Because the collision isn’t genuine, he isn’t given a name.
The moment in question is Watkins Glen qualifying for the 1973 US Grand Prix.
Francois Cevert’s Tyrrell is clearly depicted in the blue vehicle – blue paint, ELF emblem on the rear wing, number 6 on the shattered nose cone beside the car – and he did die in a collision in the Glen that year. The only issue is that Cevert’s automobile did not pass over the barrier. It slammed against both sides of the Esses before flipping on top of the armco. Cevert’s colleague and mentor, Jackie Stewart, was the final automobile to arrive at the site, and Cevert’s body was still hanging upside down in the car. Because he was already dead, the marshalls saw no reason to hurry their work.
There was a driver who died in the manner shown – beheaded when his vehicle slid through a barrier – but that was Helmuth Koinigg, who was racing for Surtees for the first time in 1974. On the tenth lap of the race, at Turn 7, his suspension broke at a low speed (about 60 mph) and he was thrown into the barrier. The automobile would have hit and stopped if the barrier had been properly fastened. The installation, however, was shoddy; the unprotected lower rail crumbled almost instantly, and the car went beneath the top rail without slowing down. Koinigg began his racing career by purchasing the Mini Cooper that Lauda famously repaired and raced from Niki, in an odd connection to the film’s plot.
One of the many topics you’d need to address with Ron Howard is why they opted to jumble things together…
I’m not sure why they didn’t name him, but Francois Cevert is who he is.
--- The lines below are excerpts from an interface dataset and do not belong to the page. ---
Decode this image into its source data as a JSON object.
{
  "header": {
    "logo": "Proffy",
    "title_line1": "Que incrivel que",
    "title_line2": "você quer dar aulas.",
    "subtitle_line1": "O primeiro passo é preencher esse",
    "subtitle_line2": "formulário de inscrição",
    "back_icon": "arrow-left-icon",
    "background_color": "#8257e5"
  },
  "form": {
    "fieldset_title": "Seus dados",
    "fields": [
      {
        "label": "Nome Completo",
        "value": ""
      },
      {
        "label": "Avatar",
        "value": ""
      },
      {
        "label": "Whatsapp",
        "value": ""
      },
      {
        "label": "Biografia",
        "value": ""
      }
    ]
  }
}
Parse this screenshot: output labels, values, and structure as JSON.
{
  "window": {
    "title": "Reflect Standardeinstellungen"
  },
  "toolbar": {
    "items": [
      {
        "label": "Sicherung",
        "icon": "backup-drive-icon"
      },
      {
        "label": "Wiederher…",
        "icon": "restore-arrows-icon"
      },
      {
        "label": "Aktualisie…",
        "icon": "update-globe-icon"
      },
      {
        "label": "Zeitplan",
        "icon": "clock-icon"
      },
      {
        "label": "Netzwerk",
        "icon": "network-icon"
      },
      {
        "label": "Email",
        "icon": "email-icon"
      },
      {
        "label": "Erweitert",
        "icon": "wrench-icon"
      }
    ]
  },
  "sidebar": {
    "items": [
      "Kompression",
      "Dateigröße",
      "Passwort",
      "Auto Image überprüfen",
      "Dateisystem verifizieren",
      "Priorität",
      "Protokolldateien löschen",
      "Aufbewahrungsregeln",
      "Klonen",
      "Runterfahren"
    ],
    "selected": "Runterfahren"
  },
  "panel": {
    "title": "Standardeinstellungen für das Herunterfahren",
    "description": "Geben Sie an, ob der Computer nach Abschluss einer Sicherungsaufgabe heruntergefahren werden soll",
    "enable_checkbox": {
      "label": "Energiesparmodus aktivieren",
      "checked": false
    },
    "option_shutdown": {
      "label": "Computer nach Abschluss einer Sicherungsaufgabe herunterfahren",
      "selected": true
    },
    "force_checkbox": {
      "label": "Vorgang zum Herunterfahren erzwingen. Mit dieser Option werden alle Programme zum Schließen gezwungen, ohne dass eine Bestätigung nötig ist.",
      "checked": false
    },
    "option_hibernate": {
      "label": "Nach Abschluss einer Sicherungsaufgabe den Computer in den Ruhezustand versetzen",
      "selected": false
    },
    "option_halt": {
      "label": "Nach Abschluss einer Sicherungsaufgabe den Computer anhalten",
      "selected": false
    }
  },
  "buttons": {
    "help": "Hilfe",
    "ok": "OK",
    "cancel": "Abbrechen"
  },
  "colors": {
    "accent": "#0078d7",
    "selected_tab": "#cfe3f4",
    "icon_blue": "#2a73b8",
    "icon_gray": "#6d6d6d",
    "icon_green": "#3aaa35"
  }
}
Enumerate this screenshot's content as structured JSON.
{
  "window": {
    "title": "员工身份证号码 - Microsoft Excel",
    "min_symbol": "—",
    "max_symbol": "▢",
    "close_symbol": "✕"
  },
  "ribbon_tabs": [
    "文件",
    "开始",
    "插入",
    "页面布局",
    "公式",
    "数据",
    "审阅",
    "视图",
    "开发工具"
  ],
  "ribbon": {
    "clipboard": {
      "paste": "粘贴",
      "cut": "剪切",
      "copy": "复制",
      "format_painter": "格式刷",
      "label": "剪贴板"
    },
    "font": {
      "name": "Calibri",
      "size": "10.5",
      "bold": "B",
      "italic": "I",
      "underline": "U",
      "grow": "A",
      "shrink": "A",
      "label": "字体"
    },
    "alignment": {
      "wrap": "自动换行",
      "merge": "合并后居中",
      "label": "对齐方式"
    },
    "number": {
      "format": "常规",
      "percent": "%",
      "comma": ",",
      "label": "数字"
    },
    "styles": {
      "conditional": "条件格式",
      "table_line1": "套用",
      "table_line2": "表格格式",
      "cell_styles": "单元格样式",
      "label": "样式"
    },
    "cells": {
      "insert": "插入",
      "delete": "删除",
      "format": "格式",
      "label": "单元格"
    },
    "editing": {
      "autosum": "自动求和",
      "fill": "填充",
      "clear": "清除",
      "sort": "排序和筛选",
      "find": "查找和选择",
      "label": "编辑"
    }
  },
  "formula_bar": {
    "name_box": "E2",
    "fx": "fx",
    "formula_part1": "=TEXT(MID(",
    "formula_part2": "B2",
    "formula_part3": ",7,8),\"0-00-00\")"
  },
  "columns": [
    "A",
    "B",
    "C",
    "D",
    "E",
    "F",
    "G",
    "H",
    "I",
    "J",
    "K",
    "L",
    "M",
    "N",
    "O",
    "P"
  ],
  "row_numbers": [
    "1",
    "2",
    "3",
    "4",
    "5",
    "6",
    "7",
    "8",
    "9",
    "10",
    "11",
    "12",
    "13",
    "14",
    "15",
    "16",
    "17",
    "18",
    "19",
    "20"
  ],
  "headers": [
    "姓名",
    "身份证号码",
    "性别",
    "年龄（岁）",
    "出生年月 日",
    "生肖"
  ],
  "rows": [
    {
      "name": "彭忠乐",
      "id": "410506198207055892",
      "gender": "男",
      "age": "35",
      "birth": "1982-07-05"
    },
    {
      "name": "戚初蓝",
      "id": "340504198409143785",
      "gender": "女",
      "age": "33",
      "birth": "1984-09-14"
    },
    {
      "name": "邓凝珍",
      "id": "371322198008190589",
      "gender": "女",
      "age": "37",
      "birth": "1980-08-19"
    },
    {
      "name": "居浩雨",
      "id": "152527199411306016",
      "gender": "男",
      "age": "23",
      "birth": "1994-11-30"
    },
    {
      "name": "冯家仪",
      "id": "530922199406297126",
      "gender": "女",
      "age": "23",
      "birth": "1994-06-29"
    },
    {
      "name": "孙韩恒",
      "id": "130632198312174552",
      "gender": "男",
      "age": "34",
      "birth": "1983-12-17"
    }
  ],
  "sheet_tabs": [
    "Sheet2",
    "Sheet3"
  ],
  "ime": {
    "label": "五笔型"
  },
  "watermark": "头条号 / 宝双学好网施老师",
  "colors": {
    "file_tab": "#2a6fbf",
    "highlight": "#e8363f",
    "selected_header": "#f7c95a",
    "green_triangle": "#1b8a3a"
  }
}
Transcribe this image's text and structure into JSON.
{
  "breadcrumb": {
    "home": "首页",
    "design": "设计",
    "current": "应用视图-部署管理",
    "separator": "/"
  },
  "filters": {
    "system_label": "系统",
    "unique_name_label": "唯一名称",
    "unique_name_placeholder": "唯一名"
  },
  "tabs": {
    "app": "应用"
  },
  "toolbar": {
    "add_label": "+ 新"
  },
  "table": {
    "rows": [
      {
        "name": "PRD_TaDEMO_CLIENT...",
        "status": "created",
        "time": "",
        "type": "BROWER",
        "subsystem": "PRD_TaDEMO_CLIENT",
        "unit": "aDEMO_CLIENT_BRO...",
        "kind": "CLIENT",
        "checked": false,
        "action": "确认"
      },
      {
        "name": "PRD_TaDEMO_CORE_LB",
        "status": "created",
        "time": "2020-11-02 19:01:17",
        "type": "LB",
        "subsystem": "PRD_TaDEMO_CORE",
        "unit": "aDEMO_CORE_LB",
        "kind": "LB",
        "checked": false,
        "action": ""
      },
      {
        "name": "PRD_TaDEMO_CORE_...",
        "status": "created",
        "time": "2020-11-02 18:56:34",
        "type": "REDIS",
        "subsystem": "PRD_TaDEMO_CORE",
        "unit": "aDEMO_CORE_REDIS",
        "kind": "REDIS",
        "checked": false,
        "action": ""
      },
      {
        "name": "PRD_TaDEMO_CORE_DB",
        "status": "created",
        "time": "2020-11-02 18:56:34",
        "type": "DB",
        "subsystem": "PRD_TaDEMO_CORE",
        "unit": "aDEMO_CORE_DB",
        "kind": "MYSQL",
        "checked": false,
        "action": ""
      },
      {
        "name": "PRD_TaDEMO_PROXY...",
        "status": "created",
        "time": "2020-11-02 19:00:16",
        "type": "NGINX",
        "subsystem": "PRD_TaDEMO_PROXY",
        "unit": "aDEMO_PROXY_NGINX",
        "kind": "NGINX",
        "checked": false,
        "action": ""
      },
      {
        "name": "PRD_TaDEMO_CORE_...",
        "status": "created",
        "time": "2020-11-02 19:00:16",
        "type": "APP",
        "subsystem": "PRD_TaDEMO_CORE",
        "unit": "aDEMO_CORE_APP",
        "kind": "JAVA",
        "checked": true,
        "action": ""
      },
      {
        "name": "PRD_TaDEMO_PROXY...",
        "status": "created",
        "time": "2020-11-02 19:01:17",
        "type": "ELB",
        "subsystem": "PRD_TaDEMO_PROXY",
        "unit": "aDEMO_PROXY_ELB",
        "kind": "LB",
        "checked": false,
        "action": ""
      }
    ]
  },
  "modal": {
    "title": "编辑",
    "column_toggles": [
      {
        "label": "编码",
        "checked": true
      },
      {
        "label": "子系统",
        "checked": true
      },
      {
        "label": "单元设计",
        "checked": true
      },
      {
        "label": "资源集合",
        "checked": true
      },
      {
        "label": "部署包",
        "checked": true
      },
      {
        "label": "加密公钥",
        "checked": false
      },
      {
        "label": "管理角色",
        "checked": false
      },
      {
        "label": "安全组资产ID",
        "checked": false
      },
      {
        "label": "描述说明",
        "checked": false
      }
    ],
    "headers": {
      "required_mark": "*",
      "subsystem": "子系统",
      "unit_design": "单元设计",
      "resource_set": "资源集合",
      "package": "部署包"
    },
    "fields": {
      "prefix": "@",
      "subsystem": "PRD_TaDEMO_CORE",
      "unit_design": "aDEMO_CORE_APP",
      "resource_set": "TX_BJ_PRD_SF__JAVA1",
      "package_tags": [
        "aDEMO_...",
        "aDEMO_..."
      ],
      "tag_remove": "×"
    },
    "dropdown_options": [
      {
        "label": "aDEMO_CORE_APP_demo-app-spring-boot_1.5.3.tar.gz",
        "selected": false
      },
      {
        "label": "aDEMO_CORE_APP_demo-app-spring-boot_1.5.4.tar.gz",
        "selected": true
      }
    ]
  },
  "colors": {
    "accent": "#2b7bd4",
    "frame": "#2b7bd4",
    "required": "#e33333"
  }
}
He was not, however, beheaded. His automobile collided with the barrier, fatally injuring him in the chest.
Unfortunately, we never got to see him perform to his full ability in Formula One.